You’ve read about the war in history books, you’ve seen photos detailing the horrors of the Nazi regime in World War Two, but now you’re about to step into a building on the former site of the Gestapo and SS headquarters. The very site that the human manifestation of true evil plotted their atrocities.
In 1945 allied bombs damaged the original buildings and in 1956 they were torn down. The once most-feared street in Berlin was called Prinz-Albrecht-Straße, but it was renamed Niederkirchnerstraße in 1951.
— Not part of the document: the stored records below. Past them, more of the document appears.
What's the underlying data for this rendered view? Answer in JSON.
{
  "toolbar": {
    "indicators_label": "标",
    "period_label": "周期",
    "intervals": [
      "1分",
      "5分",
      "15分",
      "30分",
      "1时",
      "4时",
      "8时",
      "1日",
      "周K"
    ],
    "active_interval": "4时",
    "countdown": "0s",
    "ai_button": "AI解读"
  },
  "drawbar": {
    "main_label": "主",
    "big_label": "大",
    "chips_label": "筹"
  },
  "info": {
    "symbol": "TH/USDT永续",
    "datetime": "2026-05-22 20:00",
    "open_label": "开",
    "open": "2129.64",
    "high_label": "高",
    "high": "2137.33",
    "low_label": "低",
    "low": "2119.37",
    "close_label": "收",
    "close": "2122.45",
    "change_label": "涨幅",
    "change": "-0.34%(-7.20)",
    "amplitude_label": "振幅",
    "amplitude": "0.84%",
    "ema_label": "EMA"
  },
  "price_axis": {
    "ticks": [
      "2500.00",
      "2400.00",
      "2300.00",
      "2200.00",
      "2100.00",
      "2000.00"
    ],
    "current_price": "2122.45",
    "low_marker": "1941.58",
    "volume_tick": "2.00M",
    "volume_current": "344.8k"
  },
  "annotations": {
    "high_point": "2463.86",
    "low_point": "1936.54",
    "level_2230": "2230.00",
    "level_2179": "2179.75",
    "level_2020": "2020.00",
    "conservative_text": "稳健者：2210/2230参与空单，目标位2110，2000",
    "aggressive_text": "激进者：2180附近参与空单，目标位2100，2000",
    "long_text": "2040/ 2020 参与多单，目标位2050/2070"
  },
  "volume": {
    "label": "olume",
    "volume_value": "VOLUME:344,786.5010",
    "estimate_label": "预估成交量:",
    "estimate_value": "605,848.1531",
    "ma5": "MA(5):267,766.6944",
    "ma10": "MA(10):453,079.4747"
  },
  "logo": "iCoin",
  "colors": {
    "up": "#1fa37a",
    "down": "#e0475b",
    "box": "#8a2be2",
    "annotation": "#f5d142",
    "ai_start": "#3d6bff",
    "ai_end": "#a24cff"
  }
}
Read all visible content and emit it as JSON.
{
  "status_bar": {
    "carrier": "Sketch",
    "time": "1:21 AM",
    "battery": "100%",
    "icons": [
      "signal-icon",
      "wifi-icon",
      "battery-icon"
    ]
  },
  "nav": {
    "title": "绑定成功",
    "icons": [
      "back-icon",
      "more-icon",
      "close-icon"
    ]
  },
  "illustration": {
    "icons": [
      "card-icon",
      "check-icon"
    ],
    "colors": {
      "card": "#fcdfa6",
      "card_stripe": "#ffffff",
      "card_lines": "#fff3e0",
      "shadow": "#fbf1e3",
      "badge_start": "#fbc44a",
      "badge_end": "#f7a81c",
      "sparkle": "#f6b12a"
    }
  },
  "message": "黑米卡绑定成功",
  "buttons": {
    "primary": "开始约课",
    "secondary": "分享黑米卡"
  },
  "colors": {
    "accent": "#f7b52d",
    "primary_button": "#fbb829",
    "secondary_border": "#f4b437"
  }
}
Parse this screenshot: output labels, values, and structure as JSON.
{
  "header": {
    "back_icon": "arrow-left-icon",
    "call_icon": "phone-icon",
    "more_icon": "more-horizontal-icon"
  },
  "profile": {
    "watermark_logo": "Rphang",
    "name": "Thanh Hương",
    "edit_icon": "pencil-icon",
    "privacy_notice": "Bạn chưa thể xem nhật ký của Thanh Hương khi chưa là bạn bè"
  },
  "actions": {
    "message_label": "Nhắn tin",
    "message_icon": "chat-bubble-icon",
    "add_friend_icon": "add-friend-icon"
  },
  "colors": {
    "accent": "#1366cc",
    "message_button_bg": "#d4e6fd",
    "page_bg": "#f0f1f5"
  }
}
An exhibition first took place in 1987, and the Gestapo cellar where they tortured political prisoners was excavated. However the indoor and outdoor museum experienced funding struggles, so work was halted. But in 2010 the permanent grey box building was completed after being designed by award winning architects Ursula Wilms and Heinz W. Hallmann.
Interestingly the building is also situated behind the second largest remaining stretch of the Berlin Wall. According to the Topography of Terrors website, the 200 metre long wall had “been preserved with all the traces of the destruction that occurred during the transitional period.”
It was truly harrowing, but I believe it was an important place to visit.
When I first walked through the doors of the museum, my sleep deprived mind couldn’t truly appreciate where I was. It wasn’t until I saw the model of Nazi government offices, that the reality started to sink in. Offices such as the Reich Main Security Office and Reich Ministry of Public Enlightenment and Propaganda were housed here. These offices controlled the Gestapo, criminal police and the SS.
The antisemitic and racist Nuremberg laws would have been planned here. They were for what they called ‘the protection of German Blood and German Honour.’ It was astonishing to think I was walking the same steps as the people who planned and implemented this horrific legislation.
It is chilling to stare into evil, with all of the heinous crimes laid bare for everyone to read.
I remember vividly learning about the Holocaust in year 7 at school. We watched The Pianist, and I was horrified and deeply saddened so much so that I when I got home I cried my eyes out. So I wasn’t sure how I’d feel when I entered the Topography of Terrors. It was truly harrowing, but I believe it was an important place to visit.
As you venture through the exhibition titled, “Berlin 1933–1945: Between Propaganda and Terror,” you read all about how Hitler took control of the German government. It documents all the precise details of the Nazi regime, and showcases black and white photography of these monsters. It is a place to put faces to the names you have read about. It is chilling to stare into evil, with all of the heinous crimes laid bare for everyone to read.
A photo which shocked me was of German women with their heads shaved being paraded by the Gestapo for having relations with prisoners of the state. There was also a wall of faces who were deemed as enemies for defying Nazi rule. Seeing individuals really added humanity to the terror, and made you feel emotional because you can only imagine the persecution they faced.
Upon my visit to the Topography of Terror, I had to take a moment to reflect, there was a lot of information on display and I wanted to appreciate the significance of what I saw. It makes you feel sadness and then anger, it makes you so angry you hope and pray that nothing like this will ever happen again.
This really is a dark tourist attraction in Berlin, but one of high importance which I think everyone should see.